(Task brief): Pick out and copy every line below that has the word "data".
---------- Excerpted records
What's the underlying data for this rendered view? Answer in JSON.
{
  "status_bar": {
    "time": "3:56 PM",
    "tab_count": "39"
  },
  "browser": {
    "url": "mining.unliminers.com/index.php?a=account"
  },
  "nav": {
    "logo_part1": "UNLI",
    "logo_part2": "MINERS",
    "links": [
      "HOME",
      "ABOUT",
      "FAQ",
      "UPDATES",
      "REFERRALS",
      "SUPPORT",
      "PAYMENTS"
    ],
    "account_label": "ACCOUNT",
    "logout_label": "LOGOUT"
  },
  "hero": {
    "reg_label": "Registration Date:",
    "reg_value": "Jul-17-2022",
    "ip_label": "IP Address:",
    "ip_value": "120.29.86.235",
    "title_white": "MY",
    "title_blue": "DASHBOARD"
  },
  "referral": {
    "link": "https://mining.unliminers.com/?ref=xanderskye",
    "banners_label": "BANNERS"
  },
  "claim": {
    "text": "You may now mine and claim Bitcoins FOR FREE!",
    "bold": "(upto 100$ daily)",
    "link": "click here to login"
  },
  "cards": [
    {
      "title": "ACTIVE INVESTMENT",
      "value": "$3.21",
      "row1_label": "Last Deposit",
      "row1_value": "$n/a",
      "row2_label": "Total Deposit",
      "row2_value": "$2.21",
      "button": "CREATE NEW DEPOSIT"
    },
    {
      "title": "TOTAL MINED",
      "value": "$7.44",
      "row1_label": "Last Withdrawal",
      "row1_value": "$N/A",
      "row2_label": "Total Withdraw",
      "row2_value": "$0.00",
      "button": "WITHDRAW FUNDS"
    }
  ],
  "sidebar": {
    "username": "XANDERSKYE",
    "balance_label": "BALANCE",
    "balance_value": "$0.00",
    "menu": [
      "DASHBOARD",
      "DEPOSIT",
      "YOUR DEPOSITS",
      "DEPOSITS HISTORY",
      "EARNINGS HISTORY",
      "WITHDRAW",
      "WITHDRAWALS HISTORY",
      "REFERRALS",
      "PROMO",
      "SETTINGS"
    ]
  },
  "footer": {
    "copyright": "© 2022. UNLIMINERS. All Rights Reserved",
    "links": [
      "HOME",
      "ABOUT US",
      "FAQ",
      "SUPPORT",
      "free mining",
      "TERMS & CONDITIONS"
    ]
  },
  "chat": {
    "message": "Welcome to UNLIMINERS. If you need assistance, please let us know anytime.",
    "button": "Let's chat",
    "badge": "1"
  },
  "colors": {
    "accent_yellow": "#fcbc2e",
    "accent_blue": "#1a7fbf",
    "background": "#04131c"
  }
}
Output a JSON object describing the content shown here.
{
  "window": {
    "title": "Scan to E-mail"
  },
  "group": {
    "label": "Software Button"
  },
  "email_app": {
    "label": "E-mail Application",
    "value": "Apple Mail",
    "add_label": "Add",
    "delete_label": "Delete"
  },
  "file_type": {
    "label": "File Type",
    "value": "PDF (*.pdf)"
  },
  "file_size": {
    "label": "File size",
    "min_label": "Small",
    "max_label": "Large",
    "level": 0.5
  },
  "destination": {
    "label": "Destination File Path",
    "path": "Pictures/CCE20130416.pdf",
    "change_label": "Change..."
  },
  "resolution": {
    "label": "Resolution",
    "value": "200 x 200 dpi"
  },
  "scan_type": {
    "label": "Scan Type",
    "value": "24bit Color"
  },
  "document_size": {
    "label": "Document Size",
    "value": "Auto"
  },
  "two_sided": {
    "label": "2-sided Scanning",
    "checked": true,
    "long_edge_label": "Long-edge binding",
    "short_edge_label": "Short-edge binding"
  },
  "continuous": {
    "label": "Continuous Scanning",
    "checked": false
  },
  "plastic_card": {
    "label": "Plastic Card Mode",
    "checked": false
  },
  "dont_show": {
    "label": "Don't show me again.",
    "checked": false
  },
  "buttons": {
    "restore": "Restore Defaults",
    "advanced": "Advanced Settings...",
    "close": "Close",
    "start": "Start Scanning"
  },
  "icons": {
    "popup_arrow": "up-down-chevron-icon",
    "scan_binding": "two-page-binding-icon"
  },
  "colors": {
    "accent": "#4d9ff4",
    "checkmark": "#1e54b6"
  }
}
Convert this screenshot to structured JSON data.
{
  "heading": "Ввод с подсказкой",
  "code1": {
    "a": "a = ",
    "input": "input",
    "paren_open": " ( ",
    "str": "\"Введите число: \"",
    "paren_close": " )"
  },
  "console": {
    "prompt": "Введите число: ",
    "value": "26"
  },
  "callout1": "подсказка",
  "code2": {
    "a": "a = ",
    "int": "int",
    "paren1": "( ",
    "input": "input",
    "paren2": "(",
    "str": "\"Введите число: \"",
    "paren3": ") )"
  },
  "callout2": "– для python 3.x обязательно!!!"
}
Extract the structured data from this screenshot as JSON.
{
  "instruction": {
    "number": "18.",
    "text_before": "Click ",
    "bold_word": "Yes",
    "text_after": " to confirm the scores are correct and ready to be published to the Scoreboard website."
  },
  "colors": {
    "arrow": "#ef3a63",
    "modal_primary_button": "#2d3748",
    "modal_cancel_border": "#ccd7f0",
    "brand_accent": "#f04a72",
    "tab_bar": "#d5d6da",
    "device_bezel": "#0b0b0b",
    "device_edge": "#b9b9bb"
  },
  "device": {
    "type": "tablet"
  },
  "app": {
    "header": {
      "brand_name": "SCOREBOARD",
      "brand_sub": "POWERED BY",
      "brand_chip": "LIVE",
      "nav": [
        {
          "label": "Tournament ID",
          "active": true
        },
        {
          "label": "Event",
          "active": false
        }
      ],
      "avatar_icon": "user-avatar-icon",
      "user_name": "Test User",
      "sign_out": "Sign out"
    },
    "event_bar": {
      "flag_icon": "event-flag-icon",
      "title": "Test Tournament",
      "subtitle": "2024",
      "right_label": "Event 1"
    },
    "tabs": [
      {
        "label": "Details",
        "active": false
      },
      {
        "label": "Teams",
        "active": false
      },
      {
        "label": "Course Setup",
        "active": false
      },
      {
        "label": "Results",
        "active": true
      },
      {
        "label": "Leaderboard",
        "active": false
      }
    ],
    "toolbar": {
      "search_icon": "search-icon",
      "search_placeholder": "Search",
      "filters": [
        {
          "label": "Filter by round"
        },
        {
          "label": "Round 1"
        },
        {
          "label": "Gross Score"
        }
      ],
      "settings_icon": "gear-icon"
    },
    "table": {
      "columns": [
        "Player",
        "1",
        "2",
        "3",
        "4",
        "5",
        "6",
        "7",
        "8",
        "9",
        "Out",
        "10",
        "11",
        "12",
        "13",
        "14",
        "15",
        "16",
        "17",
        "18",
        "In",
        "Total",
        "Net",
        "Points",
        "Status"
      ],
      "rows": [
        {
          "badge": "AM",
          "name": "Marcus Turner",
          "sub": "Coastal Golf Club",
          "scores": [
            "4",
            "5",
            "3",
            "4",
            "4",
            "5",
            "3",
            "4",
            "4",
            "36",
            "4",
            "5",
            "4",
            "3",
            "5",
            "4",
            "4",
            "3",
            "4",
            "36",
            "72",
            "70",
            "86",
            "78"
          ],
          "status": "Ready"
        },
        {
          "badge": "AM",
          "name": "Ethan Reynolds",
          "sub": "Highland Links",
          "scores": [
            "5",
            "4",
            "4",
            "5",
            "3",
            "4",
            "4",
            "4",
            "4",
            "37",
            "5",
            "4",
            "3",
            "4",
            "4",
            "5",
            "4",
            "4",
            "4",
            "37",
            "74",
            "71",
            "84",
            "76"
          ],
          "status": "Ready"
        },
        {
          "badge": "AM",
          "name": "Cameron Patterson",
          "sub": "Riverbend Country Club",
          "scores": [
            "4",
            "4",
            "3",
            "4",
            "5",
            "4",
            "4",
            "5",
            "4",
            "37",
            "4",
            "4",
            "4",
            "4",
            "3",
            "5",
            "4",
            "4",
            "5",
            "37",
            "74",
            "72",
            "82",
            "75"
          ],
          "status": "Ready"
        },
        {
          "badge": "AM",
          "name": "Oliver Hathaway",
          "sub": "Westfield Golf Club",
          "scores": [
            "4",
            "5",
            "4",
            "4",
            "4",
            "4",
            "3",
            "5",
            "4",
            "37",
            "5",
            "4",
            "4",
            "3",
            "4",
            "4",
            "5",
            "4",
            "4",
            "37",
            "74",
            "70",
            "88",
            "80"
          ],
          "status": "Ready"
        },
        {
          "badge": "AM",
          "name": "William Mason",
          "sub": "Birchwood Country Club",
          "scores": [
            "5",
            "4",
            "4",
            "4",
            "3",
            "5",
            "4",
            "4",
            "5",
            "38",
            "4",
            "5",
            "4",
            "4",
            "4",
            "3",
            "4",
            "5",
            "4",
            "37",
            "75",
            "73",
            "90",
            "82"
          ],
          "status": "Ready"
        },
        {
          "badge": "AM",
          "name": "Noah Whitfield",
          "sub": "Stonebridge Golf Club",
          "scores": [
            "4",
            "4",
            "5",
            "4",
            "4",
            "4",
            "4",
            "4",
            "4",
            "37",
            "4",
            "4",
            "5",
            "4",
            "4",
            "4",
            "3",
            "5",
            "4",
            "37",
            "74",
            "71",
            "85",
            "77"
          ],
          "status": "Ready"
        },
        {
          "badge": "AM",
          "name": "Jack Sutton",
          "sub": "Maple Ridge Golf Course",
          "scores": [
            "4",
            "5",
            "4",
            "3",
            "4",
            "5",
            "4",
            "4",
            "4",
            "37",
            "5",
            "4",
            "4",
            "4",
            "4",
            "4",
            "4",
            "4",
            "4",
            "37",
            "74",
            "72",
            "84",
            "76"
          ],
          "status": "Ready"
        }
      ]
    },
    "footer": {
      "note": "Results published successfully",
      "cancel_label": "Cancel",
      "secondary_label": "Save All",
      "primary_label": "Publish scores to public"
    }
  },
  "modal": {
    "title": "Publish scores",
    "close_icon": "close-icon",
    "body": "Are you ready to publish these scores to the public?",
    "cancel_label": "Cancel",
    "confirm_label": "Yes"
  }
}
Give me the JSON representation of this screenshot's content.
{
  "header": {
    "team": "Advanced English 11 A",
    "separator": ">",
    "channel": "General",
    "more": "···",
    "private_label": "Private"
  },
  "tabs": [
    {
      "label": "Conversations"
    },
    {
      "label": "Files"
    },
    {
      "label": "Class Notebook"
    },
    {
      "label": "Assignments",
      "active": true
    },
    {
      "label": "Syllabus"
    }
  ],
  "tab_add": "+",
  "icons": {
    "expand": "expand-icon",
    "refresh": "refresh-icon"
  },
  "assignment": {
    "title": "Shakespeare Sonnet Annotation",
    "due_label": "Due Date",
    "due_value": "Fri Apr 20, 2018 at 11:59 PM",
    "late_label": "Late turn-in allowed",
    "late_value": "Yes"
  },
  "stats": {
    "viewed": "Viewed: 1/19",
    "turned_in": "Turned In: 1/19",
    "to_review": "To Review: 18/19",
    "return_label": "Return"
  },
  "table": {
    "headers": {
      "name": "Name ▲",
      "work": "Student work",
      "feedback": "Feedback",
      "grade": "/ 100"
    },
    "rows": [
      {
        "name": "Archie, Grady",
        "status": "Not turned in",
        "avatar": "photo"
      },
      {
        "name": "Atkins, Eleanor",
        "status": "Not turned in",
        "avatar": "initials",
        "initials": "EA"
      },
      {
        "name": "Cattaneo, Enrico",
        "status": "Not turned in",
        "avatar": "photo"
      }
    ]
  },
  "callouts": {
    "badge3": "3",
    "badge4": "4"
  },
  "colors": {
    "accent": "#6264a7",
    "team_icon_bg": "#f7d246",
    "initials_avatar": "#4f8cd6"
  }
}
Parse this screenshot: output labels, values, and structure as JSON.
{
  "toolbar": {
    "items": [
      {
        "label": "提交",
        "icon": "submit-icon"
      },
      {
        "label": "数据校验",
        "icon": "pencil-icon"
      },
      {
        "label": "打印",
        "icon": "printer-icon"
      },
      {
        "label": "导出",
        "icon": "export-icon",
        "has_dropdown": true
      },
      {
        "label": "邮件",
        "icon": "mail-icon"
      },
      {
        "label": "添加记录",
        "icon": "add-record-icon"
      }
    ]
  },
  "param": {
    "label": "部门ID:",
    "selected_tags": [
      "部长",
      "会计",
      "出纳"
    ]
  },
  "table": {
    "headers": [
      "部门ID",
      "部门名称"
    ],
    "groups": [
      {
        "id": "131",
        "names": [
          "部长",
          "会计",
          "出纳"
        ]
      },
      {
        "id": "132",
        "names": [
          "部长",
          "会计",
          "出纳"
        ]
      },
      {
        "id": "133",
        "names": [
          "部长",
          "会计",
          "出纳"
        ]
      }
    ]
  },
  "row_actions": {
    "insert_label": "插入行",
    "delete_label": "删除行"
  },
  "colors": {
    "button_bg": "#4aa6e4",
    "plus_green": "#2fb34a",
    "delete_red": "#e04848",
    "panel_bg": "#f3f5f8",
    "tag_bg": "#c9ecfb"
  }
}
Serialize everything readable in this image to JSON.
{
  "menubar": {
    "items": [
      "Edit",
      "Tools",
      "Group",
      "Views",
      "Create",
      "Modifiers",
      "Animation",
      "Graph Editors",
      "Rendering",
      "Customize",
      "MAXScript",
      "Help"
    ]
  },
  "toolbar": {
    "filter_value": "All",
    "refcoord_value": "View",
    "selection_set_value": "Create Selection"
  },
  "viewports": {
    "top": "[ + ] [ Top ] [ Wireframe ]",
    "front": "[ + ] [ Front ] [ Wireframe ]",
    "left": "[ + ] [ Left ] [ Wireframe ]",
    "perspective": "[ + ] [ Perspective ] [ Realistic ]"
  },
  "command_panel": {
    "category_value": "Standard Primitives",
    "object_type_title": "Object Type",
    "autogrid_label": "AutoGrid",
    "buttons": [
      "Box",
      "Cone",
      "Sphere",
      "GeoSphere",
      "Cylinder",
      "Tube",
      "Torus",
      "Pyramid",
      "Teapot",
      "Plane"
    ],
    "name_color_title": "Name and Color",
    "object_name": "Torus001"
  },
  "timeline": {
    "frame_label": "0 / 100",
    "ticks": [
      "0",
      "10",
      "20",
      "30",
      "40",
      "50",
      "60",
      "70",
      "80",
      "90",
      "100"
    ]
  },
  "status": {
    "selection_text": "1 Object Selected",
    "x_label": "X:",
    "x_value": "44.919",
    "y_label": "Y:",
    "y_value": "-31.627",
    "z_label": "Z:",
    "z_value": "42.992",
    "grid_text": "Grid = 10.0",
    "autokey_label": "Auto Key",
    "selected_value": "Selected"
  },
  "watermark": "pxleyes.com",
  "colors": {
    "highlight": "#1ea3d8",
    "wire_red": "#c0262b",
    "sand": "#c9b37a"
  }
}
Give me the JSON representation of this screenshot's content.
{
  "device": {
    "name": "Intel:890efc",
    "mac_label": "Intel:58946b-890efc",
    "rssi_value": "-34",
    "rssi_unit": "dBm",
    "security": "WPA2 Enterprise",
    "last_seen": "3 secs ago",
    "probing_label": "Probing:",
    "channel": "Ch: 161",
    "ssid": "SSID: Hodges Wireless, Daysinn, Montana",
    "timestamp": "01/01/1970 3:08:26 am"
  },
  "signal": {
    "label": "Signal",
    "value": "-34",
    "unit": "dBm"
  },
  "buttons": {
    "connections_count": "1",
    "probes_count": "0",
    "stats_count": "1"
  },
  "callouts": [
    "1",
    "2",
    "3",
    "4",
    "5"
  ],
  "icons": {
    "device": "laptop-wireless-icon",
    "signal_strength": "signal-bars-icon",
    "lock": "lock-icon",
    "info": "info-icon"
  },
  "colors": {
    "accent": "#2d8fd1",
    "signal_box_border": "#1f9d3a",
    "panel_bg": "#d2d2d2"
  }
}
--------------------
(Response for this exercise):
What's the underlying data for this rendered view? Answer in JSON.
Convert this screenshot to structured JSON data.
Extract the structured data from this screenshot as JSON.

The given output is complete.